This group has 1087 other articles.

This article was published in 1930.
1297 articles were published that year.

This article has a primary subject code of "Relations with Homeland" (III H).
2067 articles share this primary code.

  • Magyar Tribune -- January 03, 1930
    Welcome Karolyi (Edited by Dr. Erno Lowinger)

    [Translator's note: This article appears in English in the Magyar Tribune.]

    As the boat is approaching the shores of U. S. A. which brings the distinguished Hungarian visitor, Count Michael Karolyi, the exiled and former President of the Hungarian Republic, the publicity-seekers, the super-patriots are very busy trying once more to exclude him from the United States.

    The National Patriotic League and the Woman's Patriot Publishing Company are protesting to the Immigration authorities to keep Karolyi out, as a dangerous alien.

    Our State Department, according to their official announcement on October 28, 1929, has granted him a Visa, permitting him to visit our country, thereby 2upsetting the previous ruling of Secretaries of State Hughes and Kellogg.

    We all may be assured of one fact, that Secretary of State Stimson has not acted in a hasty or superficial manner, when he changed the rulings of his two excellent predecessors, who are both followers of the same political school as he is.

    [So]that we may understand how this reversal of the previous decision came about,[it should be mentioned that]after a thorough investigation and[after] establishing the facts of Karolyi's political activities, the malicious and false information of his political opponents were eliminated.

    If Hungarians in this country try to exclude him, we can easily account for it!

    There are a few Hungarians who are misled by vicious propaganda and have absorbed it and worry about the arrival and admission of Karolyi.


    It is true, he might say a few things about the antiquated feudal regime which has been ruling Hungary in the last ten years.

    It is true, he might give us an insight into the workings of the machinery by which the Princes, Counts and nobility of Hungary are keeping the upper hand over the Misera Plebs--workers and producers of the Hungarian nation.

    Well, what of it? Whom will that hurt?

    Out country can only benefit by this informative lecture course that Karolyi is undertaking.
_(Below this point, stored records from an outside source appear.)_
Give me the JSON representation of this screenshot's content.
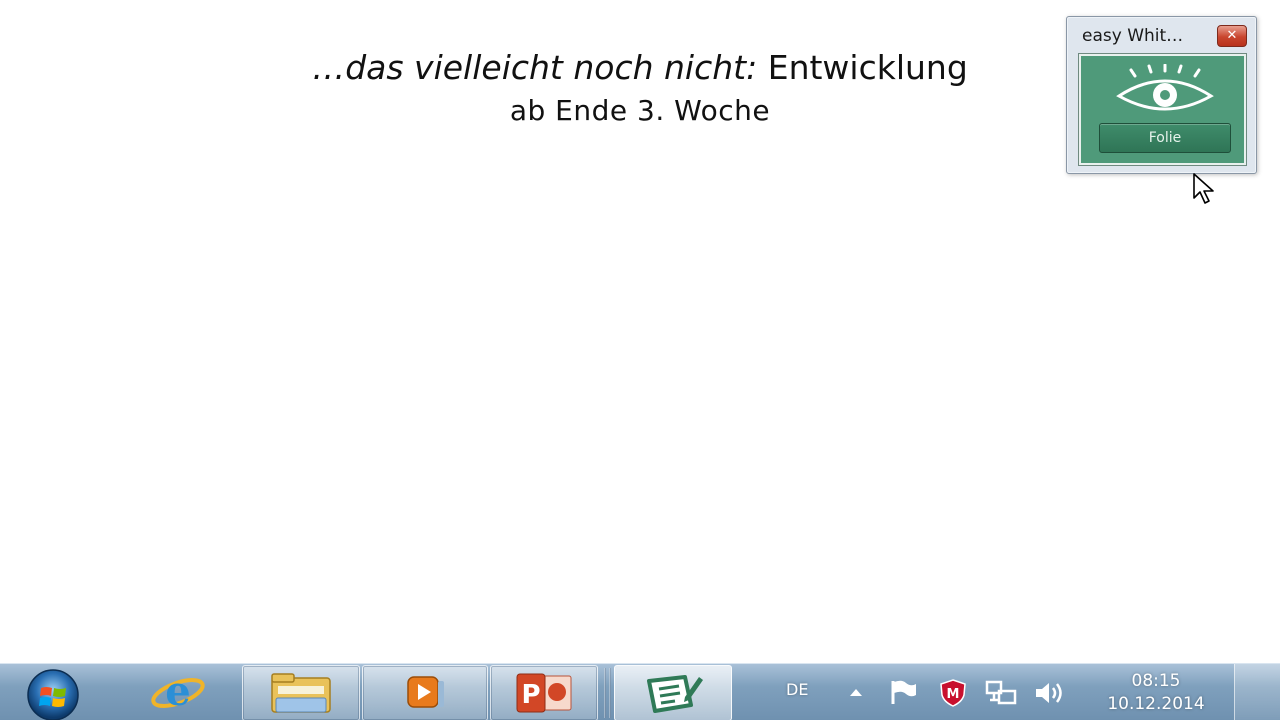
{
  "slide": {
    "title_italic": "…das vielleicht noch nicht:",
    "title_regular": "Entwicklung",
    "subtitle": "ab Ende 3. Woche"
  },
  "widget": {
    "title": "easy Whit…",
    "close_label": "✕",
    "button_label": "Folie",
    "panel_color": "#4f9a7a",
    "icon": "eye-icon"
  },
  "taskbar": {
    "items": [
      {
        "name": "start-button",
        "icon": "windows-logo-icon"
      },
      {
        "name": "internet-explorer",
        "icon": "internet-explorer-icon"
      },
      {
        "name": "windows-explorer",
        "icon": "folder-icon"
      },
      {
        "name": "media-player",
        "icon": "media-play-icon"
      },
      {
        "name": "powerpoint",
        "icon": "powerpoint-icon"
      },
      {
        "name": "easy-whiteboard",
        "icon": "whiteboard-pen-icon"
      }
    ],
    "language": "DE",
    "tray_icons": [
      "show-hidden-icons-arrow",
      "action-center-flag-icon",
      "mcafee-shield-icon",
      "network-icon",
      "volume-icon"
    ],
    "clock_time": "08:15",
    "clock_date": "10.12.2014"
  }
}
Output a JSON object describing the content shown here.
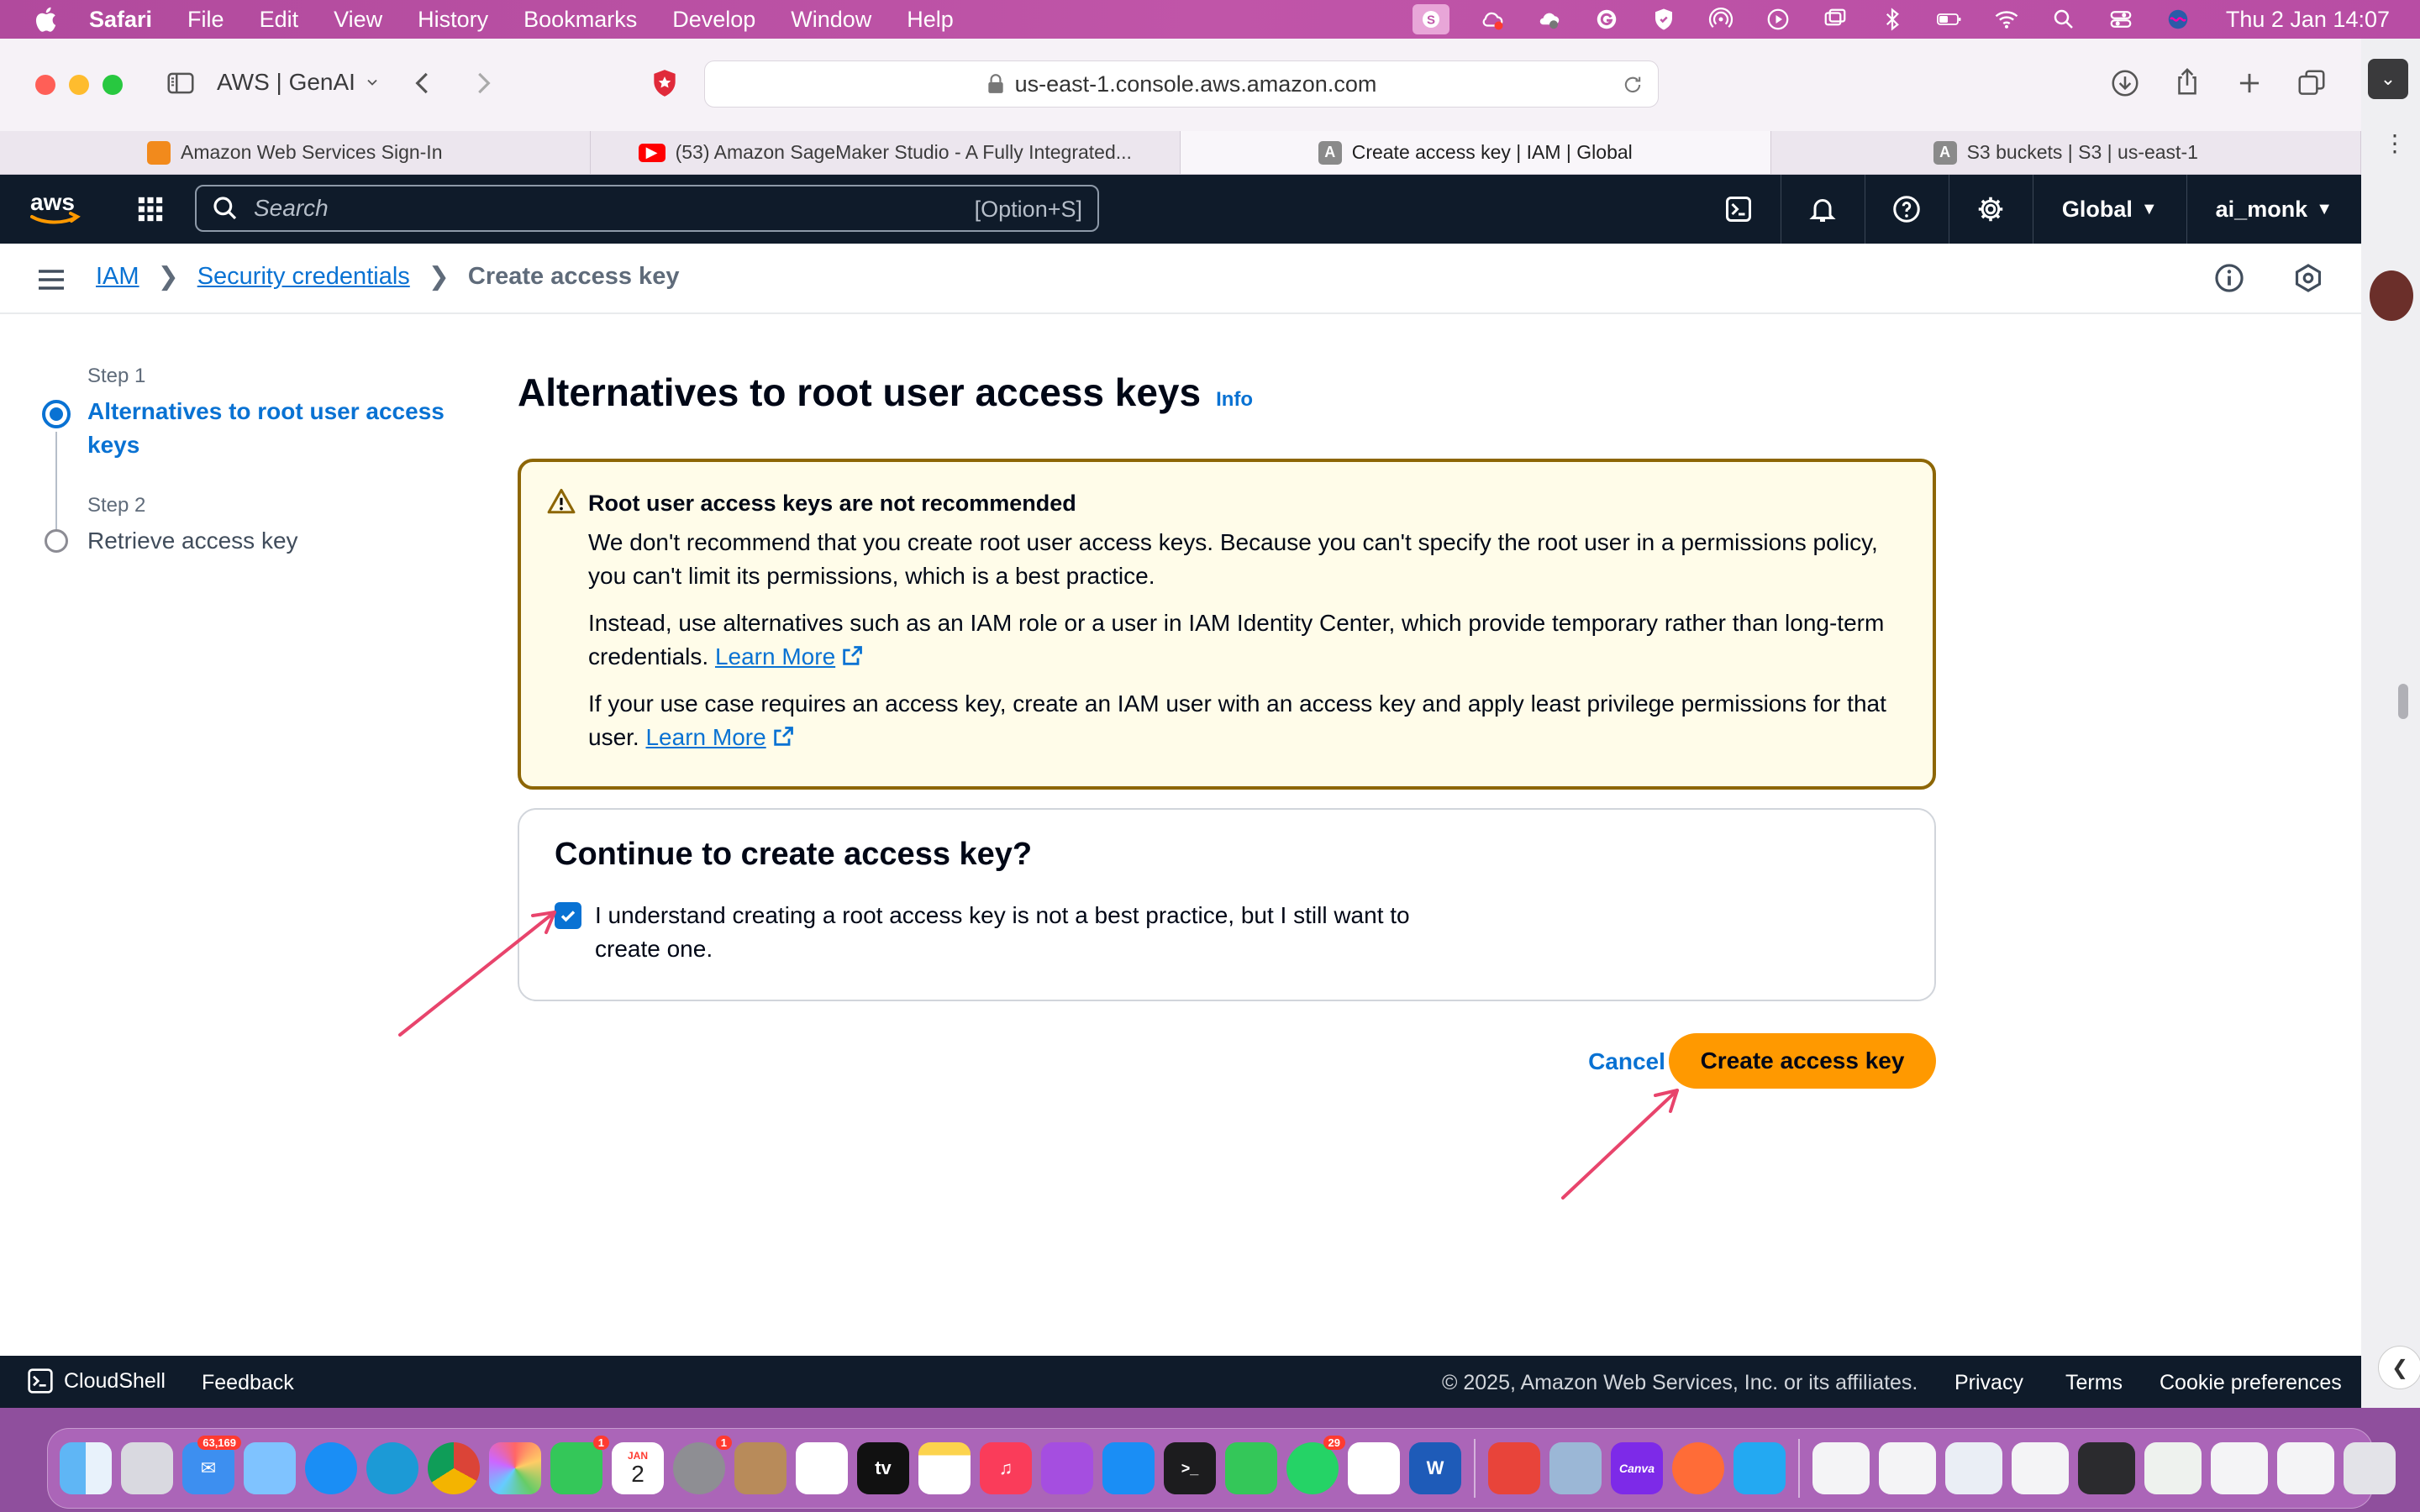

No one is compelled to attend and anyone who wants to attend should attend this in the same spirit as he goes to political meetings during the campaigns.

    If he is pleased, he applauds, if he is not, he listens and thinks his own way.

    We have read the interview with Karolyi by one of the ablest and most reliable 4American journalists in Paris--Mr. Arno Dosch-Fleurot of the New York World Staff. Among other things Karolyi said this:

    "I am going to lecture in English but will speak also in Hungarian to any group of Hungarians which wishes to hear me, regardless of the political opinion of its members, but I shall have nothing to say which will have any political bearing in America."

    This statement ought to be sufficient for our worried super-patriots that the fundamental structure of our beloved country will not be shaken through the lectures of Count Karolyi.

    To be frank, we consider it as a sign of intellectual weakness when our genuine American citizens protest against a lecturer of Karolyi's type.

    We think it will be a rare and piquant treat to listen to his lectures, unveiling 5the curtain about some of the secrets of Europe that we may know some of his interpretations of European political trends.

    We think it will be interesting to get his slant!

    As far as we know Karolyi's political career--and we know it is well as anyone--he is a victim of his own altruistic ideals and democratic principles. He is immaculately pure in character and honest to the core and this is more than we can say of the average statesman or politician. For these reasons alone, he deserves our attention and welcome.

    We Americans of Hungarian extraction congratulate the Washington Administration for granting him a visitor's Visa and extend to Count Michael Karolyi a hearty welcome!

    III H, III G